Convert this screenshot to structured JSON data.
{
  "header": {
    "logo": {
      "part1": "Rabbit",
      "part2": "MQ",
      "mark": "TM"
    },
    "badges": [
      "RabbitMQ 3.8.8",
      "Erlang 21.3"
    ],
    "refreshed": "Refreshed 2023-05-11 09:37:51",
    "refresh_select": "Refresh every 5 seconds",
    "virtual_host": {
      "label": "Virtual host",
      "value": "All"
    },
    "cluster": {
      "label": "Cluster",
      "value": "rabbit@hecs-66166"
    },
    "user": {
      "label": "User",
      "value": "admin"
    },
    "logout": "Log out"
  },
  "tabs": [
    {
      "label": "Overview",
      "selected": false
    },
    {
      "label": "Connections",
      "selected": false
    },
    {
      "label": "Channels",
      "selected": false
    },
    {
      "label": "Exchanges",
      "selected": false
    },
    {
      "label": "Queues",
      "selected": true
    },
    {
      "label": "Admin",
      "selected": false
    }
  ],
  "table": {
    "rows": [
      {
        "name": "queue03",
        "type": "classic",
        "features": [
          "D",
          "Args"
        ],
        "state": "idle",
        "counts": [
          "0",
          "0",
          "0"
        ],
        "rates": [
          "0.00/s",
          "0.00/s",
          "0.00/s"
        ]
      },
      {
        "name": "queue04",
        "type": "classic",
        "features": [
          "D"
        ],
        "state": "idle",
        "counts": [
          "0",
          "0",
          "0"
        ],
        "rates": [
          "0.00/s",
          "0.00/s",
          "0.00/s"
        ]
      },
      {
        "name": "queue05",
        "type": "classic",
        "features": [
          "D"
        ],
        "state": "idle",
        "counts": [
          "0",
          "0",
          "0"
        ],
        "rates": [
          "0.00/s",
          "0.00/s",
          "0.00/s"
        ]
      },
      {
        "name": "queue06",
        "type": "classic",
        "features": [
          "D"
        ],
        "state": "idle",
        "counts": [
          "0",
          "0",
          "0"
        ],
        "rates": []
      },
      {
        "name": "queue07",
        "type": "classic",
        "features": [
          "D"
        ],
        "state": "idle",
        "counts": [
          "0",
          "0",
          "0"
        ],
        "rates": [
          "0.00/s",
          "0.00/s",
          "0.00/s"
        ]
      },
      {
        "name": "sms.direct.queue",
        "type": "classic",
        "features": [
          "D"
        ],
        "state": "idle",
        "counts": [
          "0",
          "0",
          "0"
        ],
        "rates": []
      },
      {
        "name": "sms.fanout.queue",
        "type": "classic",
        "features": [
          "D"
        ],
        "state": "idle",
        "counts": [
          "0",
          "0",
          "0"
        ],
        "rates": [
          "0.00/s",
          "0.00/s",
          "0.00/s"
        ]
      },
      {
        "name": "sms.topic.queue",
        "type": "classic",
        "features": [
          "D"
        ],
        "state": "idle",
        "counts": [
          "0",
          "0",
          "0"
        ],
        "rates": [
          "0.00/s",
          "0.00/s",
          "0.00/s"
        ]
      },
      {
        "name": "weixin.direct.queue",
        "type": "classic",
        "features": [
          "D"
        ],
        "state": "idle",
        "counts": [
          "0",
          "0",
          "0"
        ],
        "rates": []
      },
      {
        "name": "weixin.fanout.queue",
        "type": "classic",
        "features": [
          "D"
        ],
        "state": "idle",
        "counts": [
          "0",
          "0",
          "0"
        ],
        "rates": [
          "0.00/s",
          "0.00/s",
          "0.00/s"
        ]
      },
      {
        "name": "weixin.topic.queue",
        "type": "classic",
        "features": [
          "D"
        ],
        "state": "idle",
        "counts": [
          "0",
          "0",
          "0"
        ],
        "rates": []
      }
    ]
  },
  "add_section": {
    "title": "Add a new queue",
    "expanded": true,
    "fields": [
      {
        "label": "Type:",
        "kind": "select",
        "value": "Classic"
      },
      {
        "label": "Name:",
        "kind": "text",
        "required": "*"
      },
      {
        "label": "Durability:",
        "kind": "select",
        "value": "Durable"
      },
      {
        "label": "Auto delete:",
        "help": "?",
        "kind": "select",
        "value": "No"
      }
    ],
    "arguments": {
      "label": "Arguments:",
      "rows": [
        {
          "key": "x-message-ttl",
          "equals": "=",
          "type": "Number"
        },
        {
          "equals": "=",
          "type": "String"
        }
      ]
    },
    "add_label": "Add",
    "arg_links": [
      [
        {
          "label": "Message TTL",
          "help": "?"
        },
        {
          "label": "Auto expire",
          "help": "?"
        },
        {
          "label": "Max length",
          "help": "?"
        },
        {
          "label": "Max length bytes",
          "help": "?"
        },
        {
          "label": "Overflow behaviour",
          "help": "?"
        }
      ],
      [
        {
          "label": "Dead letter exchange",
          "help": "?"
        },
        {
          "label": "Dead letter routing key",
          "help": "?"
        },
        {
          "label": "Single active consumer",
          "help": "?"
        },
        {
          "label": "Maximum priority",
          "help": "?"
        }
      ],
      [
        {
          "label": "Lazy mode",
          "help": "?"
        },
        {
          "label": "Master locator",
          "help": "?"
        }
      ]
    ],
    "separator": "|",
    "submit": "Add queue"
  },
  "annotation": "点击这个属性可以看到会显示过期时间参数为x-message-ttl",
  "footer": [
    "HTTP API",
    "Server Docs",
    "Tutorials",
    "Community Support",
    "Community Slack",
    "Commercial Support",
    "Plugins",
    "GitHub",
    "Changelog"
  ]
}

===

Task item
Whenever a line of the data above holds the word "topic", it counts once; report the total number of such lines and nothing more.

Response for this exercise
2